» TASK
Reproduce every line of the listing below exactly.

» RECORDS FOR THIS EXERCISE
####

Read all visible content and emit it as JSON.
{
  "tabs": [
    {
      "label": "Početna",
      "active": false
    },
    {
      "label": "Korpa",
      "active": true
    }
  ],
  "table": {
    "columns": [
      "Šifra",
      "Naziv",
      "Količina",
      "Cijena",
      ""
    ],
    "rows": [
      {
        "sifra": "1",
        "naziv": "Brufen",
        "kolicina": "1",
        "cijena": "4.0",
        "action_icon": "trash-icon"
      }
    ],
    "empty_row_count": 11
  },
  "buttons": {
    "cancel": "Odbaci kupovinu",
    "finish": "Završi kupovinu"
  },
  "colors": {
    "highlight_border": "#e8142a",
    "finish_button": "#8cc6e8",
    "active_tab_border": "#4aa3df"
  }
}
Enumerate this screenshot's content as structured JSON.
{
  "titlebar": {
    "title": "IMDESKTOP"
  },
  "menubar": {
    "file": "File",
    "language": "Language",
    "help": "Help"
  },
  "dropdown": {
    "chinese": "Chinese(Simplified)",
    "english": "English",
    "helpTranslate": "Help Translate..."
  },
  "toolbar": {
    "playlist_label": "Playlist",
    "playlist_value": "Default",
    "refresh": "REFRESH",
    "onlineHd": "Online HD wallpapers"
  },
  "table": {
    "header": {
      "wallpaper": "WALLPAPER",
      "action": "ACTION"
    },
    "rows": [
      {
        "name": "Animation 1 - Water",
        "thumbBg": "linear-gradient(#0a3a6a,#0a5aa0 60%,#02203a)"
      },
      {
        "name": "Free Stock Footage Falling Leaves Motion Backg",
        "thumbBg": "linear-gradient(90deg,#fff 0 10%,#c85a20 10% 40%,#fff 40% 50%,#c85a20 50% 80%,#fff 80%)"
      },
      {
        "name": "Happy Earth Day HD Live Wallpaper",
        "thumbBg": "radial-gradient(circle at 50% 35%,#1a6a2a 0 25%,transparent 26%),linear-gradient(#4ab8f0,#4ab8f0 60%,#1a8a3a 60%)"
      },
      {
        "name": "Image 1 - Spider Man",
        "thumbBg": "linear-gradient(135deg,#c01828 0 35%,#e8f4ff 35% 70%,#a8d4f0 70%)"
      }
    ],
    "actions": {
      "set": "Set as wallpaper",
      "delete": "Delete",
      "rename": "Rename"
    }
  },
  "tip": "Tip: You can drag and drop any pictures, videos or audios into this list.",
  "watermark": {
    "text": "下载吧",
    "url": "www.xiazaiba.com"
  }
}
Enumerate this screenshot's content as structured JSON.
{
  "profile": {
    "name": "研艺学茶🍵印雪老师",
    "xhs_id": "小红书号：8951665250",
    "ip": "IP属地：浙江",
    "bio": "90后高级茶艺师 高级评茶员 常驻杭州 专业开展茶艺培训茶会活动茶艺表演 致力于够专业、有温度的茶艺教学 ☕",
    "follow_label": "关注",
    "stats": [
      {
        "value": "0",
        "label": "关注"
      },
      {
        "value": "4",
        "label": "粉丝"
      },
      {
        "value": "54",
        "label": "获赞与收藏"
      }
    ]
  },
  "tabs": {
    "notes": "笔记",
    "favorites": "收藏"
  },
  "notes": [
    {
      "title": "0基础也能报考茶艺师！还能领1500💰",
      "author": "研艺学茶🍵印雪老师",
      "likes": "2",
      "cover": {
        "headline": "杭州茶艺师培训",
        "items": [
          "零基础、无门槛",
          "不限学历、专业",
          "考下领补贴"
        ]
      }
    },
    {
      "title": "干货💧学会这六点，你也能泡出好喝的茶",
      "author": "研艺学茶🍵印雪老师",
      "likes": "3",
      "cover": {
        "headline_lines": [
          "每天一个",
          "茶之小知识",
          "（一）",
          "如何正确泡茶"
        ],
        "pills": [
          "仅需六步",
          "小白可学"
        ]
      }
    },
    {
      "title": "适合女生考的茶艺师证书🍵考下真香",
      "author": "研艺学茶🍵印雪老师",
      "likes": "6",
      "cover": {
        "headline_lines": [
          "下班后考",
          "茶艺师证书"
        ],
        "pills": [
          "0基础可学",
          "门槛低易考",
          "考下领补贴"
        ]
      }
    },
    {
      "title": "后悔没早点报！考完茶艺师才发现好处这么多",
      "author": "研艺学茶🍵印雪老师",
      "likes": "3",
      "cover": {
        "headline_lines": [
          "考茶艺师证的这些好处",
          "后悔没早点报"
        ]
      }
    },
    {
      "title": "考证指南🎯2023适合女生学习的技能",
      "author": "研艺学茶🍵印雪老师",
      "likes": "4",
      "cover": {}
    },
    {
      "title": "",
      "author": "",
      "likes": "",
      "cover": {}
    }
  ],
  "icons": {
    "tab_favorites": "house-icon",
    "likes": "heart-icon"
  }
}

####

» SOLUTION FOR THIS TASK
Read all visible content and emit it as JSON.
{
  "tabs": [
    {
      "label": "Početna",
      "active": false
    },
    {
      "label": "Korpa",
      "active": true
    }
  ],
  "table": {
    "columns": [
      "Šifra",
      "Naziv",
      "Količina",
      "Cijena",
      ""
    ],
    "rows": [
      {
        "sifra": "1",
        "naziv": "Brufen",
        "kolicina": "1",
        "cijena": "4.0",
        "action_icon": "trash-icon"
      }
    ],
    "empty_row_count": 11
  },
  "buttons": {
    "cancel": "Odbaci kupovinu",
    "finish": "Završi kupovinu"
  },
  "colors": {
    "highlight_border": "#e8142a",
    "finish_button": "#8cc6e8",
    "active_tab_border": "#4aa3df"
  }
}
Enumerate this screenshot's content as structured JSON.
{
  "titlebar": {
    "title": "IMDESKTOP"
  },
  "menubar": {
    "file": "File",
    "language": "Language",
    "help": "Help"
  },
  "dropdown": {
    "chinese": "Chinese(Simplified)",
    "english": "English",
    "helpTranslate": "Help Translate..."
  },
  "toolbar": {
    "playlist_label": "Playlist",
    "playlist_value": "Default",
    "refresh": "REFRESH",
    "onlineHd": "Online HD wallpapers"
  },
  "table": {
    "header": {
      "wallpaper": "WALLPAPER",
      "action": "ACTION"
    },
    "rows": [
      {
        "name": "Animation 1 - Water",
        "thumbBg": "linear-gradient(#0a3a6a,#0a5aa0 60%,#02203a)"
      },
      {
        "name": "Free Stock Footage Falling Leaves Motion Backg",
        "thumbBg": "linear-gradient(90deg,#fff 0 10%,#c85a20 10% 40%,#fff 40% 50%,#c85a20 50% 80%,#fff 80%)"
      },
      {
        "name": "Happy Earth Day HD Live Wallpaper",
        "thumbBg": "radial-gradient(circle at 50% 35%,#1a6a2a 0 25%,transparent 26%),linear-gradient(#4ab8f0,#4ab8f0 60%,#1a8a3a 60%)"
      },
      {
        "name": "Image 1 - Spider Man",
        "thumbBg": "linear-gradient(135deg,#c01828 0 35%,#e8f4ff 35% 70%,#a8d4f0 70%)"
      }
    ],
    "actions": {
      "set": "Set as wallpaper",
      "delete": "Delete",
      "rename": "Rename"
    }
  },
  "tip": "Tip: You can drag and drop any pictures, videos or audios into this list.",
  "watermark": {
    "text": "下载吧",
    "url": "www.xiazaiba.com"
  }
}
Enumerate this screenshot's content as structured JSON.
{
  "profile": {
    "name": "研艺学茶🍵印雪老师",
    "xhs_id": "小红书号：8951665250",
    "ip": "IP属地：浙江",
    "bio": "90后高级茶艺师 高级评茶员 常驻杭州 专业开展茶艺培训茶会活动茶艺表演 致力于够专业、有温度的茶艺教学 ☕",
    "follow_label": "关注",
    "stats": [
      {
        "value": "0",
        "label": "关注"
      },
      {
        "value": "4",
        "label": "粉丝"
      },
      {
        "value": "54",
        "label": "获赞与收藏"
      }
    ]
  },
  "tabs": {
    "notes": "笔记",
    "favorites": "收藏"
  },
  "notes": [
    {
      "title": "0基础也能报考茶艺师！还能领1500💰",
      "author": "研艺学茶🍵印雪老师",
      "likes": "2",
      "cover": {
        "headline": "杭州茶艺师培训",
        "items": [
          "零基础、无门槛",
          "不限学历、专业",
          "考下领补贴"
        ]
      }
    },
    {
      "title": "干货💧学会这六点，你也能泡出好喝的茶",
      "author": "研艺学茶🍵印雪老师",
      "likes": "3",
      "cover": {
        "headline_lines": [
          "每天一个",
          "茶之小知识",
          "（一）",
          "如何正确泡茶"
        ],
        "pills": [
          "仅需六步",
          "小白可学"
        ]
      }
    },
    {
      "title": "适合女生考的茶艺师证书🍵考下真香",
      "author": "研艺学茶🍵印雪老师",
      "likes": "6",
      "cover": {
        "headline_lines": [
          "下班后考",
          "茶艺师证书"
        ],
        "pills": [
          "0基础可学",
          "门槛低易考",
          "考下领补贴"
        ]
      }
    },
    {
      "title": "后悔没早点报！考完茶艺师才发现好处这么多",
      "author": "研艺学茶🍵印雪老师",
      "likes": "3",
      "cover": {
        "headline_lines": [
          "考茶艺师证的这些好处",
          "后悔没早点报"
        ]
      }
    },
    {
      "title": "考证指南🎯2023适合女生学习的技能",
      "author": "研艺学茶🍵印雪老师",
      "likes": "4",
      "cover": {}
    },
    {
      "title": "",
      "author": "",
      "likes": "",
      "cover": {}
    }
  ],
  "icons": {
    "tab_favorites": "house-icon",
    "likes": "heart-icon"
  }
}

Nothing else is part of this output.